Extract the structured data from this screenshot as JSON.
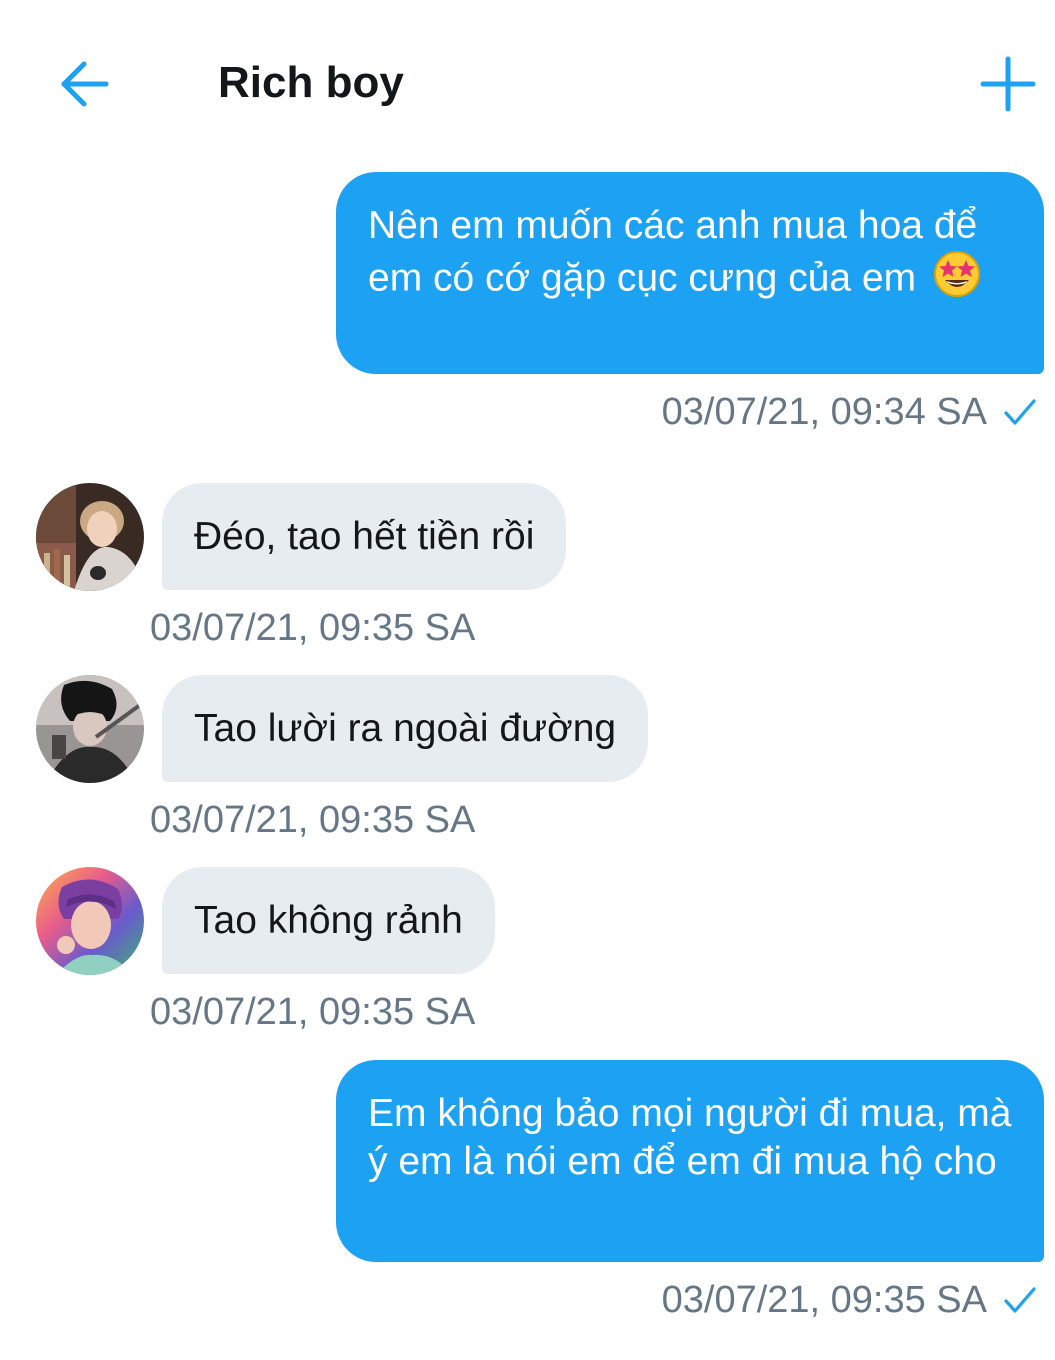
{
  "header": {
    "title": "Rich boy",
    "back_icon": "arrow-left-icon",
    "add_icon": "plus-icon",
    "accent_color": "#1da1f2"
  },
  "messages": [
    {
      "direction": "sent",
      "text": "Nên em muốn các anh mua hoa để em có cớ gặp cục cưng của em",
      "emoji": "star-struck-emoji",
      "timestamp": "03/07/21, 09:34 SA",
      "status_icon": "check-icon"
    },
    {
      "direction": "received",
      "text": "Đéo, tao hết tiền rồi",
      "timestamp": "03/07/21, 09:35 SA",
      "avatar": "avatar-photo-1"
    },
    {
      "direction": "received",
      "text": "Tao lười ra ngoài đường",
      "timestamp": "03/07/21, 09:35 SA",
      "avatar": "avatar-photo-2"
    },
    {
      "direction": "received",
      "text": "Tao không rảnh",
      "timestamp": "03/07/21, 09:35 SA",
      "avatar": "avatar-photo-3"
    },
    {
      "direction": "sent",
      "text": "Em không bảo mọi người đi mua, mà ý em là nói em để em đi mua hộ cho",
      "timestamp": "03/07/21, 09:35 SA",
      "status_icon": "check-icon"
    }
  ]
}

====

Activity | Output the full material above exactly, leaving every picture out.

Task output |
Extract the structured data from this screenshot as JSON.
{
  "header": {
    "title": "Rich boy",
    "back_icon": "arrow-left-icon",
    "add_icon": "plus-icon",
    "accent_color": "#1da1f2"
  },
  "messages": [
    {
      "direction": "sent",
      "text": "Nên em muốn các anh mua hoa để em có cớ gặp cục cưng của em",
      "emoji": "star-struck-emoji",
      "timestamp": "03/07/21, 09:34 SA",
      "status_icon": "check-icon"
    },
    {
      "direction": "received",
      "text": "Đéo, tao hết tiền rồi",
      "timestamp": "03/07/21, 09:35 SA",
      "avatar": "avatar-photo-1"
    },
    {
      "direction": "received",
      "text": "Tao lười ra ngoài đường",
      "timestamp": "03/07/21, 09:35 SA",
      "avatar": "avatar-photo-2"
    },
    {
      "direction": "received",
      "text": "Tao không rảnh",
      "timestamp": "03/07/21, 09:35 SA",
      "avatar": "avatar-photo-3"
    },
    {
      "direction": "sent",
      "text": "Em không bảo mọi người đi mua, mà ý em là nói em để em đi mua hộ cho",
      "timestamp": "03/07/21, 09:35 SA",
      "status_icon": "check-icon"
    }
  ]
}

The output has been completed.